I have wired a disc piezo and a rod piezo in parallel through a simple active (9V) endpin Jack preamp. I tested it before installing, by tapping them on the table. The disc piezo cane through strong. The rod piezo was faint. I plugged a different rod piezo (by itself) into the preamp, and its signal was strong (as loud as the disc had been).
I thought maybe I had messed the first rod up when wiring it and the disc together. So I took the second rod piezo (the one that tested strong by itself) and soldered it and the disc in parallel, then plugged them into the preamp. This time I took extra care in wiring and soldering them. I am absolutely certain I have wired them correctly, in terms of negative and positive, with no shorts. Same result. The disc signal is loud, but the rod signal is faint.
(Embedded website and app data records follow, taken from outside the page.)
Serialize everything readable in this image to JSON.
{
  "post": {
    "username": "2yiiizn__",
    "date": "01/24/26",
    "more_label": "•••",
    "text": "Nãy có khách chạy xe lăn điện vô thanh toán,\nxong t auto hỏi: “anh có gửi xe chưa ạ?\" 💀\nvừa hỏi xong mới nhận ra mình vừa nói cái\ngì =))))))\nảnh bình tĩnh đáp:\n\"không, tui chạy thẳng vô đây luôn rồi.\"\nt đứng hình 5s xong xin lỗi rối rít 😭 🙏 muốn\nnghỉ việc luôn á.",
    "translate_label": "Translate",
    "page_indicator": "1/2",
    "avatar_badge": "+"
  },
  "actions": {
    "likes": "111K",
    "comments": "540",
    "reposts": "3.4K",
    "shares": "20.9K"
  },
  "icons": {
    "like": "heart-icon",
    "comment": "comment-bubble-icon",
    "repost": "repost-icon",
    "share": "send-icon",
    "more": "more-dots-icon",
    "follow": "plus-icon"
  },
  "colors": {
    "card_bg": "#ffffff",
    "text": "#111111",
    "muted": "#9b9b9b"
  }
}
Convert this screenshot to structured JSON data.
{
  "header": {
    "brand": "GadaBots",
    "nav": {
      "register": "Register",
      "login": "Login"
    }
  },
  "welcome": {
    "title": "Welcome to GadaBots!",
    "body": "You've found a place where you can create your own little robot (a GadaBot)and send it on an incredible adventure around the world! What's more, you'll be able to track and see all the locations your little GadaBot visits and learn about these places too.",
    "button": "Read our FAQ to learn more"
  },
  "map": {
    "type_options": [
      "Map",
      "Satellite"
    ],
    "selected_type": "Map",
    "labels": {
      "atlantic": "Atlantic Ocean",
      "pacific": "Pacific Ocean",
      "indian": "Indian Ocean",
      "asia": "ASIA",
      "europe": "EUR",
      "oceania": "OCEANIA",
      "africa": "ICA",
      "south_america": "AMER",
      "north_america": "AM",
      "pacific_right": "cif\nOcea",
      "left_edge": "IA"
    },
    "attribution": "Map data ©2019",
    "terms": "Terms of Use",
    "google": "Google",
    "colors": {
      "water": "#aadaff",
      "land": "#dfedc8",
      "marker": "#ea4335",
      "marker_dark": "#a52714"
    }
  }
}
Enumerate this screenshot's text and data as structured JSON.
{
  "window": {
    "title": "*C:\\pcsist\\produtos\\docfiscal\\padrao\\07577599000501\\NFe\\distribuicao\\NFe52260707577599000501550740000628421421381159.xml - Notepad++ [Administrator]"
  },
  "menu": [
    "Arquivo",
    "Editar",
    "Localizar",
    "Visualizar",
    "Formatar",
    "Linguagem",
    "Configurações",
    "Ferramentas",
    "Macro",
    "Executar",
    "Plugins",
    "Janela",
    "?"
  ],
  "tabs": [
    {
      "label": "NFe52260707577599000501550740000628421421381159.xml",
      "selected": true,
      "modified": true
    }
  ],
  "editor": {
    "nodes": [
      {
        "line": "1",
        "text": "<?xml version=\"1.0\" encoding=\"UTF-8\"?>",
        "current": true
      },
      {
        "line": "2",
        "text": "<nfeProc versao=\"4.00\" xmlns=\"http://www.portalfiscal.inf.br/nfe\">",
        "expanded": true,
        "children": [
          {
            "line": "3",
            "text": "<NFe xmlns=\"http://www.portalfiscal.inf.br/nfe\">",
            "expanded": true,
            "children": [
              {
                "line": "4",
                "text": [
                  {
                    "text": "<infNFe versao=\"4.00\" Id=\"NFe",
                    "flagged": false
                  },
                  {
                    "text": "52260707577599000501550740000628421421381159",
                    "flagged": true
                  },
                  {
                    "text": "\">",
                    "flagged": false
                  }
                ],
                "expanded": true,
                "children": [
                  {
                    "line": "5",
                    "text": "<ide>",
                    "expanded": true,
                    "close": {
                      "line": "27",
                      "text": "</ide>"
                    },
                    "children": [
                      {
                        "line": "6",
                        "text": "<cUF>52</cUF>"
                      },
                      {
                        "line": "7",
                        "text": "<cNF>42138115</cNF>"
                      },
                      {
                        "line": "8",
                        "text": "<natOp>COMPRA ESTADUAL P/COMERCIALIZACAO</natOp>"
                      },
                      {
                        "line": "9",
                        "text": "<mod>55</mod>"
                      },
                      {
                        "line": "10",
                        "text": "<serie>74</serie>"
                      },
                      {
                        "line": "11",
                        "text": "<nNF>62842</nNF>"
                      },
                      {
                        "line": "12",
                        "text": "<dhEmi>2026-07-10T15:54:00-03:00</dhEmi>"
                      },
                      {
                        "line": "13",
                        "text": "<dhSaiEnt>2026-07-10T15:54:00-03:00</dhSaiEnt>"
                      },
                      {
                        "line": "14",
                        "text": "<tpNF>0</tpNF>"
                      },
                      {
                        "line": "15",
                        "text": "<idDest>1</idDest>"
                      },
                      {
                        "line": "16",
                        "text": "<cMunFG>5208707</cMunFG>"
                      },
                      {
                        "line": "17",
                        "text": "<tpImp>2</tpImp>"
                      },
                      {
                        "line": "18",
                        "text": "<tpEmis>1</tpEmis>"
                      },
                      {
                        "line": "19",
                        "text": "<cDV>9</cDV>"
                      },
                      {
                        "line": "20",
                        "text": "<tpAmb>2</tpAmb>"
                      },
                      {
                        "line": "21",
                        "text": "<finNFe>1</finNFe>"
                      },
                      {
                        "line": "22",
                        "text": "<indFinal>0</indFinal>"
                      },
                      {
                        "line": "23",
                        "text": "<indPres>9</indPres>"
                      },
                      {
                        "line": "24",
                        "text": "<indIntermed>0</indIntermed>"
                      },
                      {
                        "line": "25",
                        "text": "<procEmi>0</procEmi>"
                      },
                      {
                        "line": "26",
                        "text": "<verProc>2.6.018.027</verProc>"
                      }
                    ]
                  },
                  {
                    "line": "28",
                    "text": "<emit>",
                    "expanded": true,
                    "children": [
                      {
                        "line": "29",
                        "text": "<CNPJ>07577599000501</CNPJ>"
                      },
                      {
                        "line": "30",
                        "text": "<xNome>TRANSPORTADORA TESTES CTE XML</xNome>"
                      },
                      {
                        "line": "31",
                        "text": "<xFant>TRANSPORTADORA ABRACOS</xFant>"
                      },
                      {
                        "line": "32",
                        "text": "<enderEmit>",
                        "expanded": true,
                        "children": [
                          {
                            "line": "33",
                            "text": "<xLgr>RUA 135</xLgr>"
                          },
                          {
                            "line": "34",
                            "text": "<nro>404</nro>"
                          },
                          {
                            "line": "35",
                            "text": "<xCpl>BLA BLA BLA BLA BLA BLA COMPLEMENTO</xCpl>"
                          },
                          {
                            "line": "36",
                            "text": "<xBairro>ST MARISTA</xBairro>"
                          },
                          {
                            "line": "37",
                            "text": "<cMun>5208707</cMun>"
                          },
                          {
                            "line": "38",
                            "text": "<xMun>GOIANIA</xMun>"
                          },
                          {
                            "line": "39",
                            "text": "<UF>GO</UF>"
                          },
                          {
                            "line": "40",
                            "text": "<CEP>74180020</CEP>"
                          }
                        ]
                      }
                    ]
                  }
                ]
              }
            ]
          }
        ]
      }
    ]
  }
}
Is there something about the different signal strengths of discs and rods that makes a rod come through quieter than a disc when wired in parallel through the same preamp?
I don’t know if these details make any difference to the question, but the disc is somewhat oversized (2 inches metal diameter), and the disc is wired with slightly thicker gauge wire than the rod (which is wired via the standard shielded wire with the woven outer shield/ground).
That’s a great idea. I will attach the disc piezo all the way up at the neck and body junction.
Also, I didn’t really factor in the fact that rod piezos are made to function under compression, not merely vibration. When I tested them, I simply tapped the disc and rod on the table or flicked them. Perhaps that isn’t really a proper test of what signal the rod will produced when compressed under the saddle.
In any event, it sounds like a rod simply generates less signal than a disc. Next time, maybe I’ll install a blend pot between them to see how that works.